18 Nov 2013 11:10am
WINDHOEK, 18 NOV (NAMPA) - The year 2013 is among the top-ten warmest years since modern recordings began in 1850, the World Meteorological Organization (WMO) says.
Temperatures so far this year are about the same as the average during 2001-2010, which was the warmest decade on record. All of the warmest years have been since 1998, and this year once again continues the underlying, long-term trend.
The coldest years now are warmer than the hottest years before 1998. Atmospheric concentrations of carbon dioxide and other Greenhouse gases reached new highs in 2012, and we expect them to reach unprecedented levels yet again in 2013. This means that we are committed to a warmer future, said WMO Secretary-General Michel Jarraud in a media statement published on the WMO website last Wednesday.
The southern African countries of Angola and Namibia were gripped by one of the worst droughts in the past 30 years.
Jarraud said surface temperatures are only part of the wider picture of changing climate.
He furthermore warned that the impact on the water cycle is already becoming apparent as manifested by droughts, floods and extreme precipitation.
Although the relationship between climate change and the frequency of tropical cyclones is a matter of much research, it is expected that their impact will be more intense.
The WMOs provisional annual statement on the Status of the Global Climate 2013 provided a snapshot of regional and national temperatures, and was released to negotiators attending the United Nations climate change conference in Warsaw, Poland.
The event commenced on 11 November, and ends on 22 November.
The first nine months of January to September tied with 2003 as the seventh- warmest such period on record, with a global land and ocean surface temperature of about 0.48 degrees Celsius (0.86 F) above the 1961/1990 average.
It noted that January to September 2013 was warmer than the same period in both 2011 and 2012, when La Niña had a cooling influence.
Neither La Niña nor El Niño conditions were present during the first nine months of 2013, and are not expected to emerge by the end of the year.
El Niño/La Niña is a major driver of the climate, and the hottest years on record - 1998 and 2010 - both had El Niño events.
During the first nine months of 2013, most of the worlds land areas had above-average temperatures, most notably in Australia, northern North America, north-eastern South America, northern Africa and much of Eurasia.

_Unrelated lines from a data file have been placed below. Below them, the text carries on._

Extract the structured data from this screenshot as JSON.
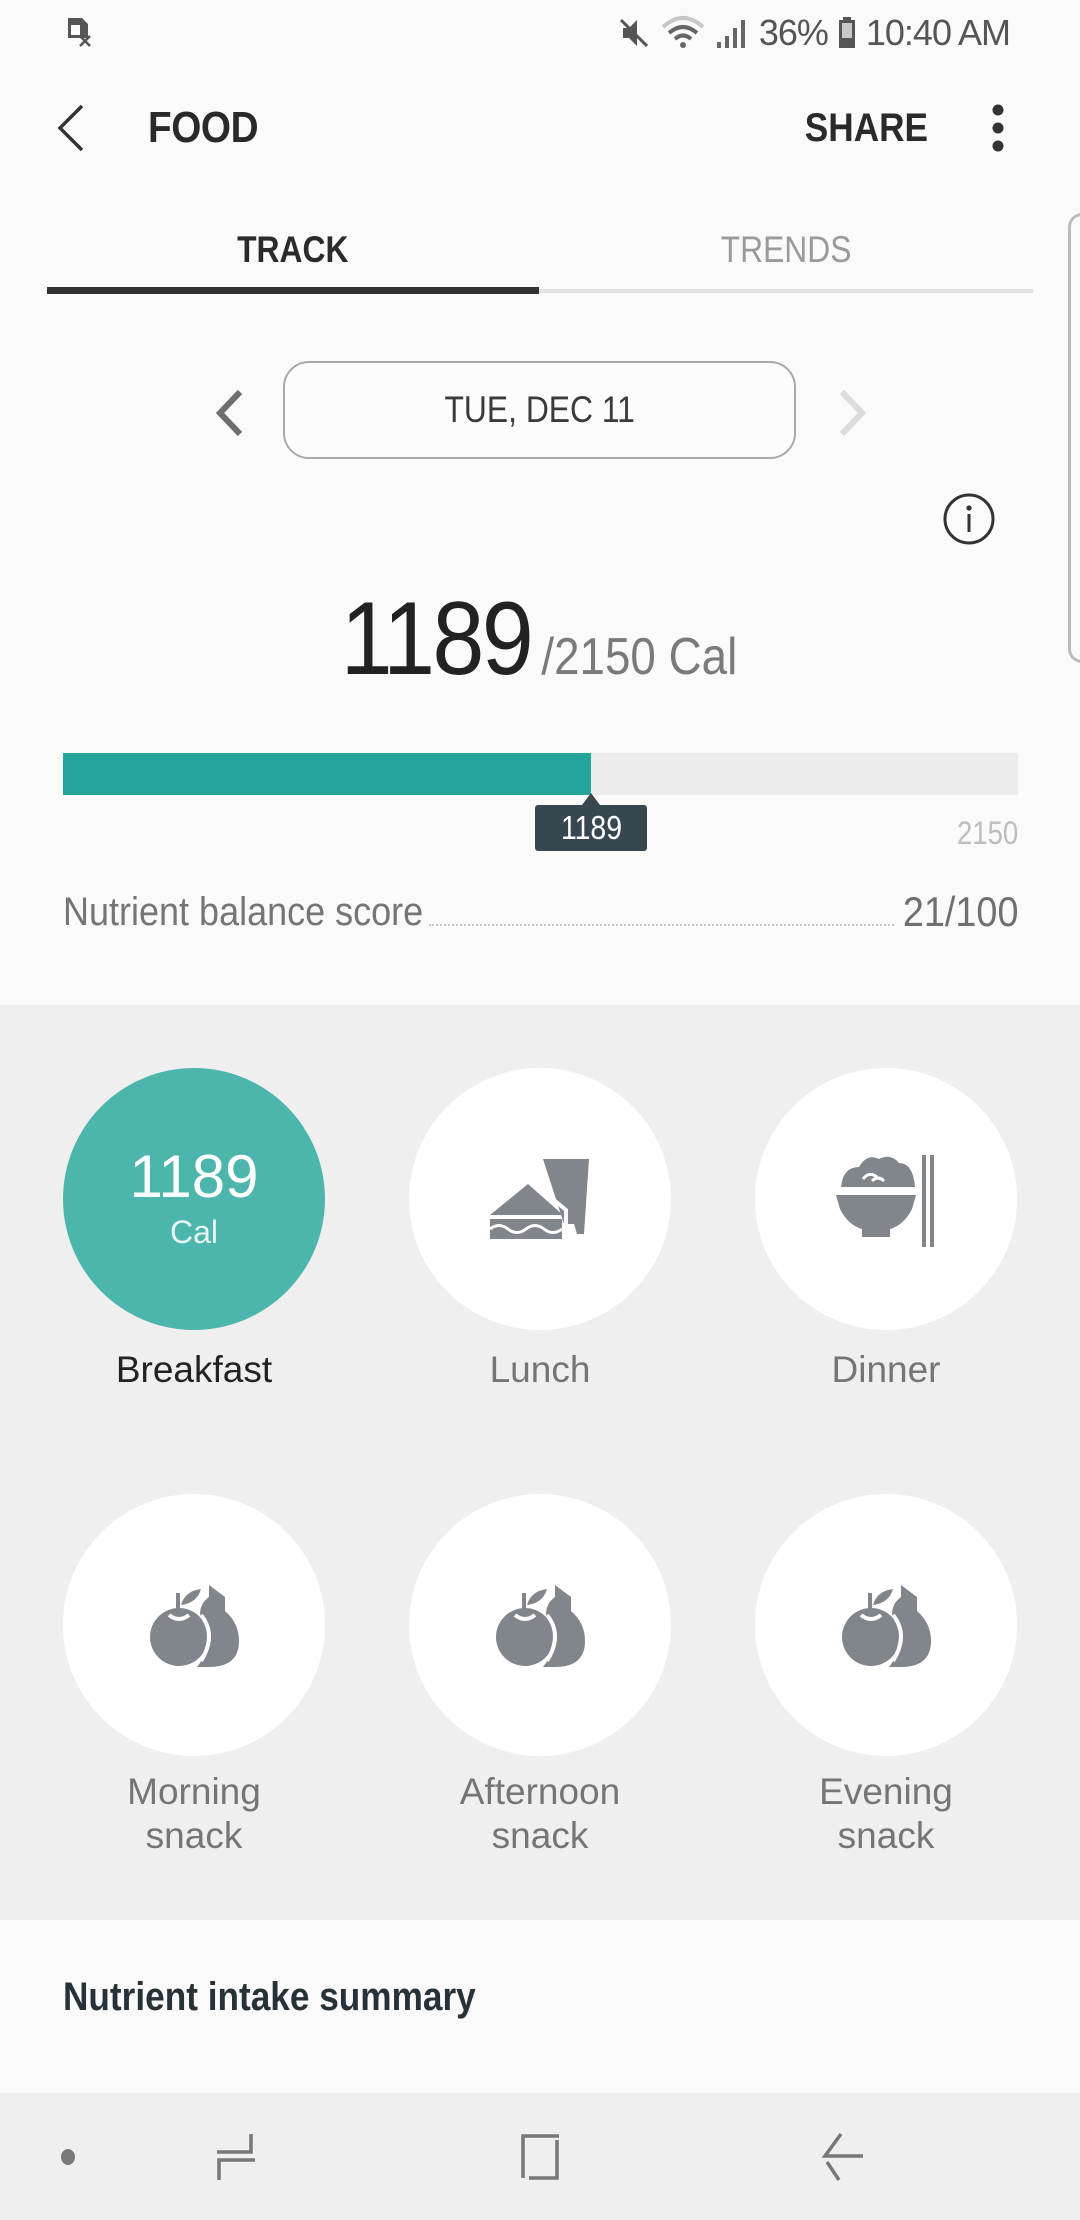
{
  "status_bar": {
    "sim_icon": "no-sim-icon",
    "icons": [
      "mute-icon",
      "wifi-icon",
      "signal-icon"
    ],
    "battery_percent": "36%",
    "battery_icon": "battery-icon",
    "time": "10:40 AM"
  },
  "app_bar": {
    "back_icon": "back-arrow-icon",
    "title": "FOOD",
    "share_label": "SHARE",
    "more_icon": "more-vert-icon"
  },
  "tabs": [
    {
      "label": "TRACK",
      "selected": true
    },
    {
      "label": "TRENDS",
      "selected": false
    }
  ],
  "date_selector": {
    "prev_icon": "chevron-left-icon",
    "date": "TUE, DEC 11",
    "next_icon": "chevron-right-icon",
    "next_enabled": false
  },
  "info_icon": "info-icon",
  "calories": {
    "consumed": "1189",
    "goal_text": "/2150",
    "unit": "Cal",
    "consumed_value": 1189,
    "goal_value": 2150,
    "tooltip": "1189",
    "max_label": "2150"
  },
  "nutrient_balance": {
    "label": "Nutrient balance score",
    "value": "21/100"
  },
  "meals": [
    {
      "label": "Breakfast",
      "active": true,
      "calories": "1189",
      "unit": "Cal",
      "icon": "breakfast-calories"
    },
    {
      "label": "Lunch",
      "active": false,
      "icon": "sandwich-drink-icon"
    },
    {
      "label": "Dinner",
      "active": false,
      "icon": "rice-bowl-chopsticks-icon"
    },
    {
      "label": "Morning snack",
      "line1": "Morning",
      "line2": "snack",
      "active": false,
      "icon": "fruit-icon"
    },
    {
      "label": "Afternoon snack",
      "line1": "Afternoon",
      "line2": "snack",
      "active": false,
      "icon": "fruit-icon"
    },
    {
      "label": "Evening snack",
      "line1": "Evening",
      "line2": "snack",
      "active": false,
      "icon": "fruit-icon"
    }
  ],
  "nutrient_intake": {
    "title": "Nutrient intake summary"
  },
  "nav_bar": {
    "buttons": [
      "nav-dot",
      "recent-apps-icon",
      "home-icon",
      "back-icon"
    ]
  },
  "colors": {
    "accent": "#26a69a",
    "meal_active": "#4db6ac",
    "tooltip_bg": "#37474f",
    "icon_grey": "#80868b"
  }
}
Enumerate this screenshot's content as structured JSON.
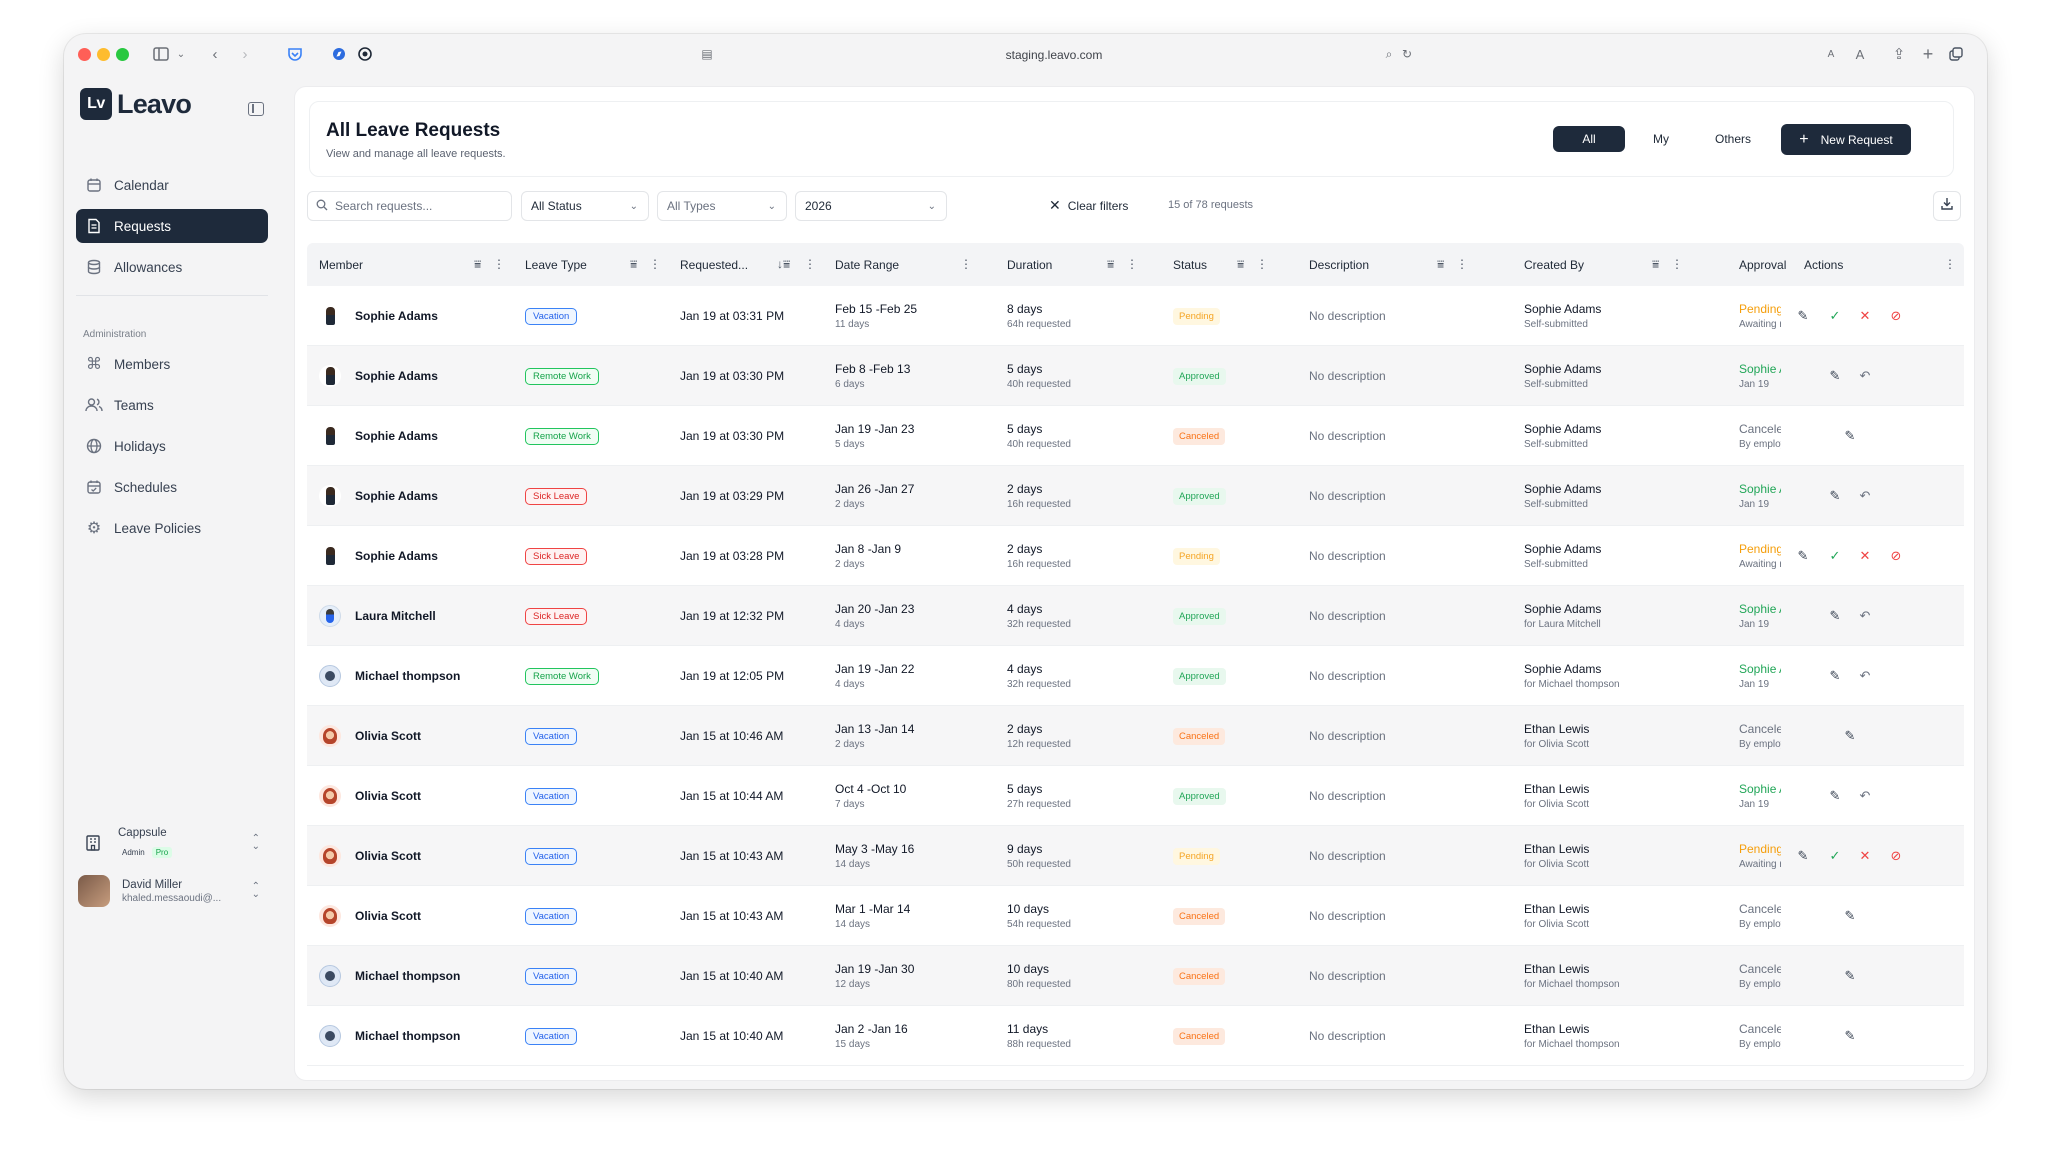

Cooler-than-average temperatures were observed across a concentrated region of North America, central South America and the eastern Pacific Ocean waters off the coast of Ecuador; a small region of northern Russia; and parts of north-eastern Asia.
In Asia, Japan had its hottest summer on record. China recorded its warmest August on record (tied with 2006).
The Republic of Korea observed its fourth-warmest July and warmest August, contributing to a record-high summer temperature.